When the string "JSON" occurs in a line of the listing below, return that line.
=== Begin Enclosure ===
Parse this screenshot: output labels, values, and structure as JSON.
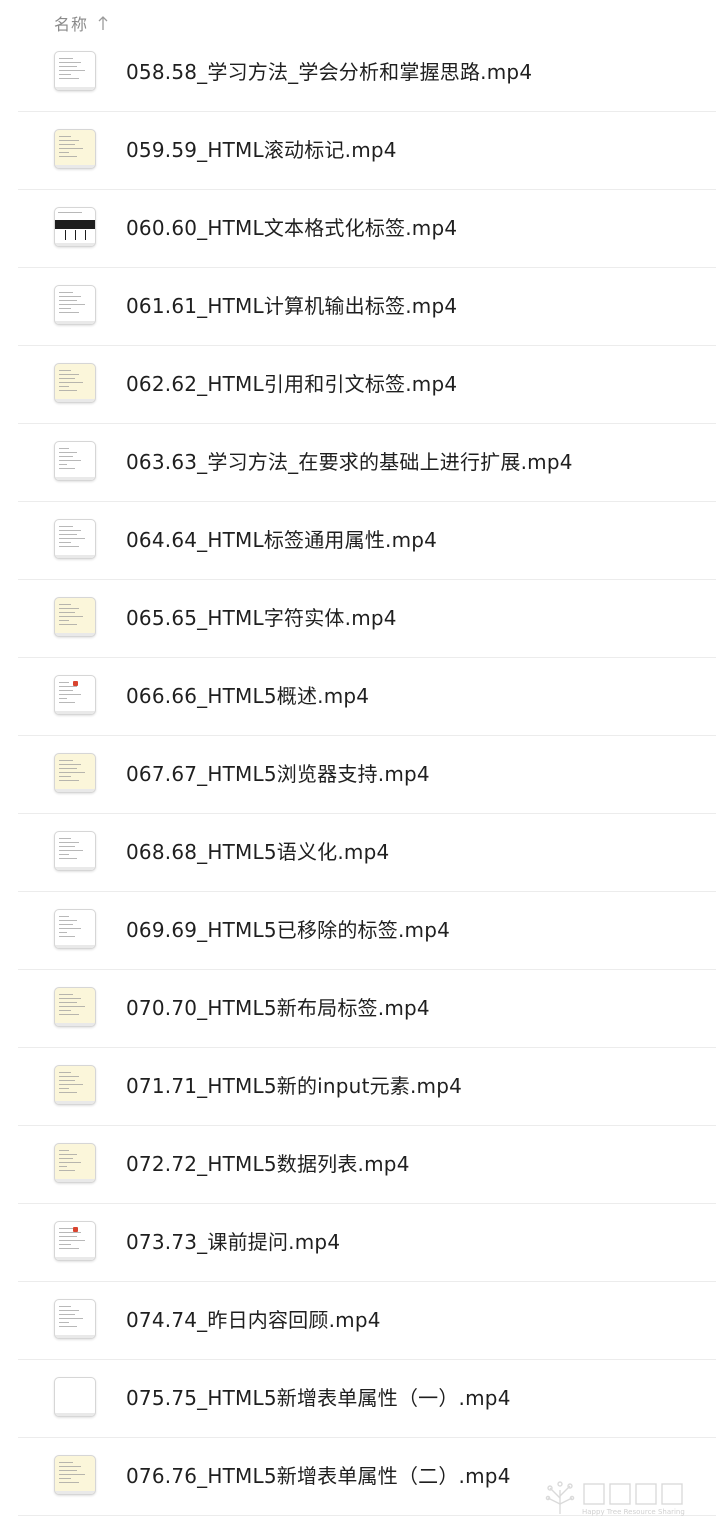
{
  "header": {
    "column_name_label": "名称",
    "sort_icon": "arrow-up-icon"
  },
  "files": [
    {
      "name": "058.58_学习方法_学会分析和掌握思路.mp4",
      "thumb": "white"
    },
    {
      "name": "059.59_HTML滚动标记.mp4",
      "thumb": "yellow"
    },
    {
      "name": "060.60_HTML文本格式化标签.mp4",
      "thumb": "dark"
    },
    {
      "name": "061.61_HTML计算机输出标签.mp4",
      "thumb": "white"
    },
    {
      "name": "062.62_HTML引用和引文标签.mp4",
      "thumb": "yellow"
    },
    {
      "name": "063.63_学习方法_在要求的基础上进行扩展.mp4",
      "thumb": "white"
    },
    {
      "name": "064.64_HTML标签通用属性.mp4",
      "thumb": "white"
    },
    {
      "name": "065.65_HTML字符实体.mp4",
      "thumb": "yellow"
    },
    {
      "name": "066.66_HTML5概述.mp4",
      "thumb": "white-red"
    },
    {
      "name": "067.67_HTML5浏览器支持.mp4",
      "thumb": "yellow"
    },
    {
      "name": "068.68_HTML5语义化.mp4",
      "thumb": "white"
    },
    {
      "name": "069.69_HTML5已移除的标签.mp4",
      "thumb": "white"
    },
    {
      "name": "070.70_HTML5新布局标签.mp4",
      "thumb": "yellow"
    },
    {
      "name": "071.71_HTML5新的input元素.mp4",
      "thumb": "yellow"
    },
    {
      "name": "072.72_HTML5数据列表.mp4",
      "thumb": "yellow"
    },
    {
      "name": "073.73_课前提问.mp4",
      "thumb": "white-red"
    },
    {
      "name": "074.74_昨日内容回顾.mp4",
      "thumb": "white"
    },
    {
      "name": "075.75_HTML5新增表单属性（一）.mp4",
      "thumb": "blank"
    },
    {
      "name": "076.76_HTML5新增表单属性（二）.mp4",
      "thumb": "yellow"
    }
  ],
  "colors": {
    "divider": "#ececec",
    "header_text": "#8a8a8a",
    "file_text": "#1f1f1f",
    "thumb_yellow": "#fbf6da"
  },
  "watermark_text": "Happy Tree Resource Sharing"
}
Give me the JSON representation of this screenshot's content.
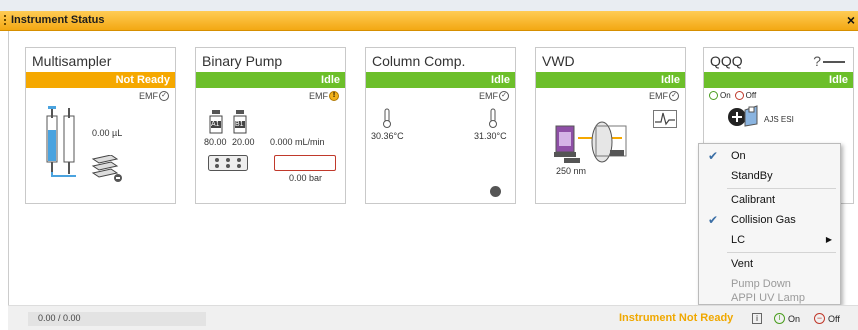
{
  "window": {
    "title": "Instrument Status",
    "close_glyph": "×"
  },
  "modules": {
    "multisampler": {
      "name": "Multisampler",
      "status": "Not Ready",
      "emf": "EMF",
      "volume": "0.00 µL"
    },
    "binary_pump": {
      "name": "Binary Pump",
      "status": "Idle",
      "emf": "EMF",
      "solvent_a_label": "A1",
      "solvent_b_label": "B1",
      "solvent_a_pct": "80.00",
      "solvent_b_pct": "20.00",
      "flow": "0.000 mL/min",
      "pressure": "0.00 bar"
    },
    "column_comp": {
      "name": "Column Comp.",
      "status": "Idle",
      "emf": "EMF",
      "temp_left": "30.36°C",
      "temp_right": "31.30°C"
    },
    "vwd": {
      "name": "VWD",
      "status": "Idle",
      "emf": "EMF",
      "wavelength": "250 nm"
    },
    "qqq": {
      "name": "QQQ",
      "status": "Idle",
      "help": "?",
      "on_label": "On",
      "off_label": "Off",
      "source": "AJS ESI"
    }
  },
  "context_menu": {
    "items": [
      {
        "label": "On",
        "checked": true,
        "disabled": false
      },
      {
        "label": "StandBy",
        "checked": false,
        "disabled": false
      },
      {
        "label": "Calibrant",
        "checked": false,
        "disabled": false
      },
      {
        "label": "Collision Gas",
        "checked": true,
        "disabled": false
      },
      {
        "label": "LC",
        "checked": false,
        "disabled": false,
        "submenu": true
      },
      {
        "label": "Vent",
        "checked": false,
        "disabled": false
      },
      {
        "label": "Pump Down",
        "checked": false,
        "disabled": true
      },
      {
        "label": "APPI UV Lamp",
        "checked": false,
        "disabled": true
      }
    ],
    "check_glyph": "✔",
    "arrow_glyph": "▶"
  },
  "footer": {
    "progress_text": "0.00 / 0.00",
    "status_prefix": "Instrument",
    "status_value": "Not Ready",
    "on_label": "On",
    "off_label": "Off"
  },
  "colors": {
    "accent": "#f3a813",
    "idle": "#6cbf2a",
    "not_ready": "#f5a800"
  },
  "icons": [
    "syringe-icon",
    "vial-rack-icon",
    "solvent-bottle-icon",
    "thermometer-icon",
    "detector-lamp-icon",
    "signal-icon",
    "ion-source-icon"
  ]
}
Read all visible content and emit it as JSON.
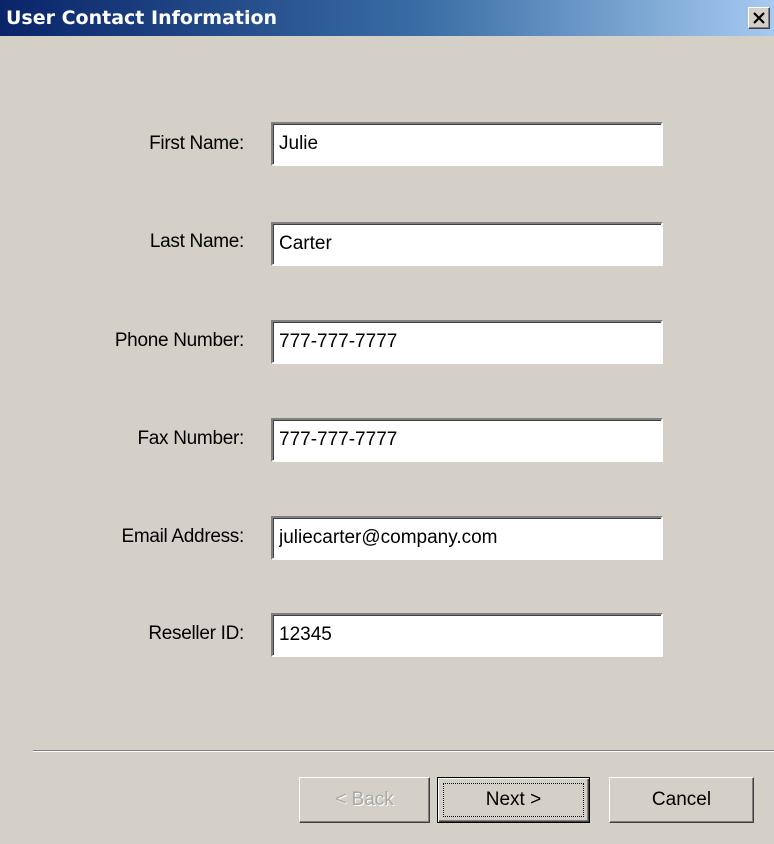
{
  "window": {
    "title": "User Contact Information"
  },
  "icons": {
    "close": "close-icon"
  },
  "colors": {
    "titlebar_start": "#0a246a",
    "titlebar_end": "#a6caf0",
    "dialog_background": "#d4d0c8"
  },
  "form": {
    "fields": [
      {
        "label": "First Name:",
        "value": "Julie"
      },
      {
        "label": "Last Name:",
        "value": "Carter"
      },
      {
        "label": "Phone Number:",
        "value": "777-777-7777"
      },
      {
        "label": "Fax Number:",
        "value": "777-777-7777"
      },
      {
        "label": "Email Address:",
        "value": "juliecarter@company.com"
      },
      {
        "label": "Reseller ID:",
        "value": "12345"
      }
    ]
  },
  "buttons": {
    "back": "< Back",
    "next": "Next >",
    "cancel": "Cancel"
  }
}
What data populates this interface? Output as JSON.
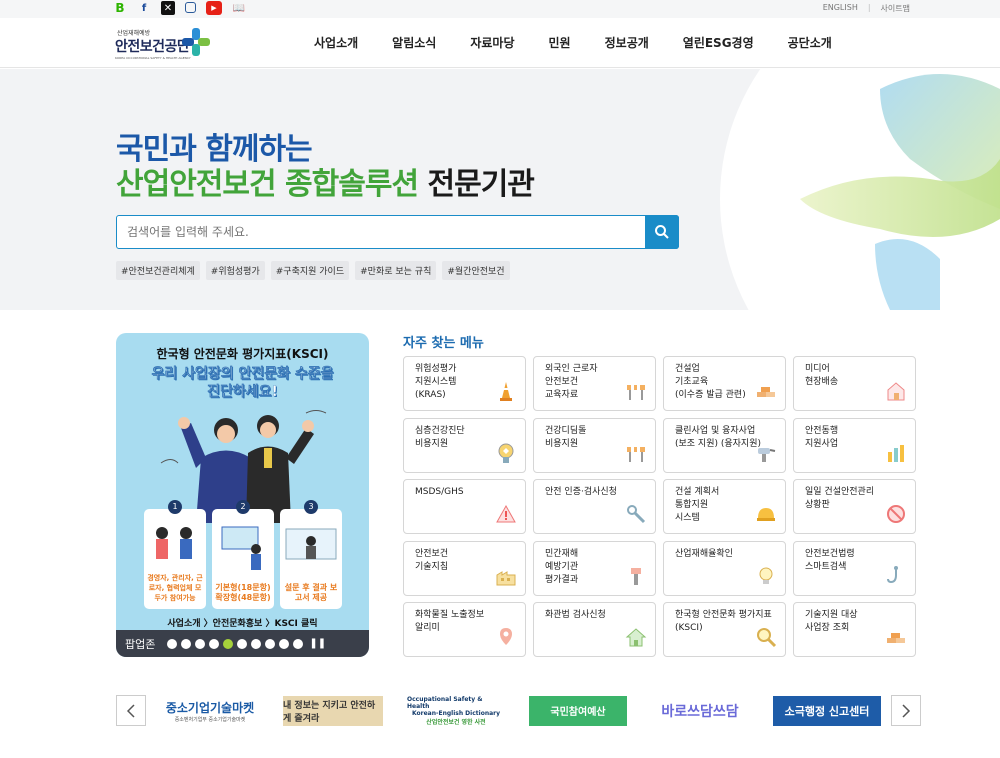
{
  "topbar": {
    "links": [
      "ENGLISH",
      "사이트맵"
    ]
  },
  "header": {
    "logo_small": "산업재해예방",
    "logo_name": "안전보건공단",
    "logo_eng": "KOREA OCCUPATIONAL SAFETY & HEALTH AGENCY",
    "nav": [
      "사업소개",
      "알림소식",
      "자료마당",
      "민원",
      "정보공개",
      "열린ESG경영",
      "공단소개"
    ]
  },
  "hero": {
    "line1": "국민과 함께하는",
    "line2_green": "산업안전보건 종합솔루션",
    "line2_dark": "전문기관",
    "search_placeholder": "검색어를 입력해 주세요.",
    "tags": [
      "#안전보건관리체계",
      "#위험성평가",
      "#구축지원 가이드",
      "#만화로 보는 규칙",
      "#월간안전보건"
    ]
  },
  "banner": {
    "title": "한국형 안전문화 평가지표(KSCI)",
    "headline_1": "우리 사업장의 안전문화 수준을",
    "headline_2": "진단하세요!",
    "cards": [
      {
        "num": "1",
        "text": "경영자, 관리자, 근로자, 협력업체 모두가 참여가능"
      },
      {
        "num": "2",
        "text": "기본형(18문항) 확장형(48문항)"
      },
      {
        "num": "3",
        "text": "설문 후 결과 보고서 제공"
      }
    ],
    "crumb": "사업소개 〉안전문화홍보 〉KSCI 클릭",
    "footer_label": "팝업존",
    "dot_count": 10,
    "active_dot": 4
  },
  "frequent": {
    "title": "자주 찾는 메뉴",
    "items": [
      {
        "label": "위험성평가\n지원시스템\n(KRAS)",
        "icon": "cone-icon"
      },
      {
        "label": "외국인 근로자\n안전보건\n교육자료",
        "icon": "barrier-icon"
      },
      {
        "label": "건설업\n기초교육\n(이수증 발급 관련)",
        "icon": "bricks-icon"
      },
      {
        "label": "미디어\n현장배송",
        "icon": "house-icon"
      },
      {
        "label": "심층건강진단\n비용지원",
        "icon": "badge-icon"
      },
      {
        "label": "건강디딤돌\n비용지원",
        "icon": "barrier-icon"
      },
      {
        "label": "클린사업 및 융자사업\n(보조 지원) (융자지원)",
        "icon": "drill-icon"
      },
      {
        "label": "안전동행\n지원사업",
        "icon": "chart-icon"
      },
      {
        "label": "MSDS/GHS",
        "icon": "warning-icon"
      },
      {
        "label": "안전 인증·검사신청",
        "icon": "wrench-icon"
      },
      {
        "label": "건설 계획서\n통합지원\n시스템",
        "icon": "helmet-icon"
      },
      {
        "label": "일일 건설안전관리\n상황판",
        "icon": "no-icon"
      },
      {
        "label": "안전보건\n기술지침",
        "icon": "factory-icon"
      },
      {
        "label": "민간재해\n예방기관\n평가결과",
        "icon": "tool-icon"
      },
      {
        "label": "산업재해율확인",
        "icon": "bulb-icon"
      },
      {
        "label": "안전보건법령\n스마트검색",
        "icon": "hook-icon"
      },
      {
        "label": "화학물질 노출정보\n알리미",
        "icon": "pin-icon"
      },
      {
        "label": "화관법 검사신청",
        "icon": "home-icon"
      },
      {
        "label": "한국형 안전문화 평가지표\n(KSCI)",
        "icon": "magnifier-icon"
      },
      {
        "label": "기술지원 대상\n사업장 조회",
        "icon": "bricks-icon"
      }
    ]
  },
  "partners": {
    "logo1": "중소기업기술마켓",
    "logo1_sub": "중소벤처기업부 중소기업기술마켓",
    "logo2": "내 정보는 지키고 안전하게 즐겨라",
    "logo3_1": "Occupational Safety & Health",
    "logo3_2": "Korean-English Dictionary",
    "logo3_3": "산업안전보건 영한 사전",
    "logo4": "국민참여예산",
    "logo5": "바로쓰담쓰담",
    "logo6": "소극행정 신고센터"
  },
  "colors": {
    "primary_blue": "#1c58a8",
    "accent_green": "#42a43a",
    "search_blue": "#1a8cc8",
    "banner_bg": "#a8dcf0"
  }
}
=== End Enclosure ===
_EXERCISE OUTPUT_.
Parse this screenshot: output labels, values, and structure as JSON.
Give me the JSON representation of this screenshot's content.
Read all visible content and emit it as JSON.
What data populates this interface? Output as JSON.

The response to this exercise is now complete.